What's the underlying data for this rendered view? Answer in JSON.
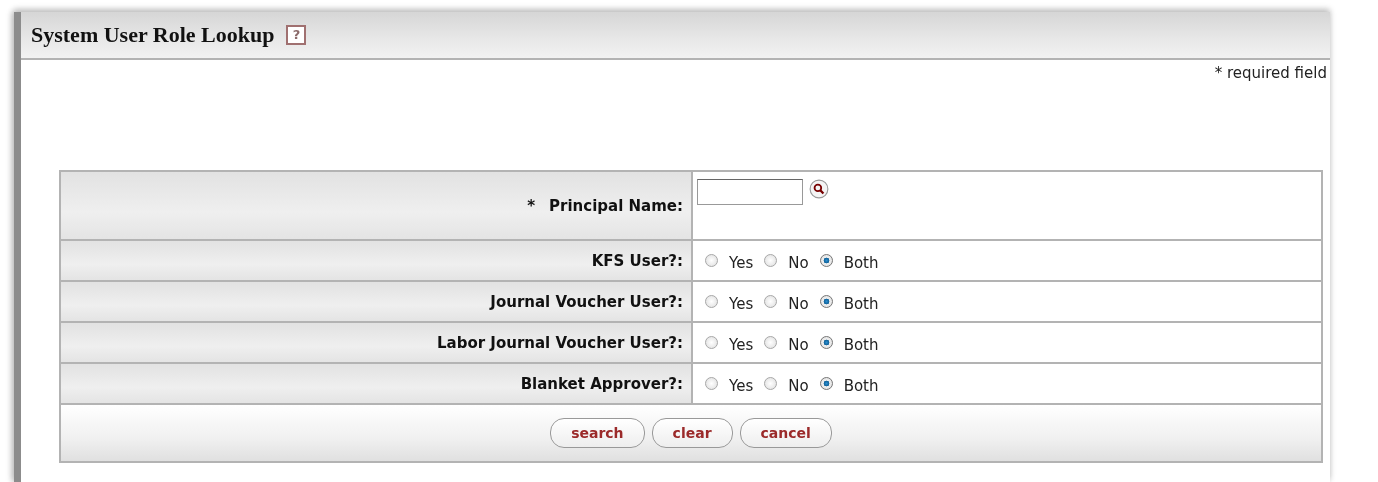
{
  "header": {
    "title": "System User Role Lookup",
    "help_icon": "?"
  },
  "required_note": "* required field",
  "fields": [
    {
      "kind": "text",
      "required_mark": "*",
      "label": "Principal Name:"
    },
    {
      "kind": "radio",
      "label": "KFS User?:",
      "options": [
        {
          "label": "Yes",
          "selected": false
        },
        {
          "label": "No",
          "selected": false
        },
        {
          "label": "Both",
          "selected": true
        }
      ]
    },
    {
      "kind": "radio",
      "label": "Journal Voucher User?:",
      "options": [
        {
          "label": "Yes",
          "selected": false
        },
        {
          "label": "No",
          "selected": false
        },
        {
          "label": "Both",
          "selected": true
        }
      ]
    },
    {
      "kind": "radio",
      "label": "Labor Journal Voucher User?:",
      "options": [
        {
          "label": "Yes",
          "selected": false
        },
        {
          "label": "No",
          "selected": false
        },
        {
          "label": "Both",
          "selected": true
        }
      ]
    },
    {
      "kind": "radio",
      "label": "Blanket Approver?:",
      "options": [
        {
          "label": "Yes",
          "selected": false
        },
        {
          "label": "No",
          "selected": false
        },
        {
          "label": "Both",
          "selected": true
        }
      ]
    }
  ],
  "buttons": [
    "search",
    "clear",
    "cancel"
  ]
}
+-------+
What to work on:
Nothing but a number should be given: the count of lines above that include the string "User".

Result of the task:
4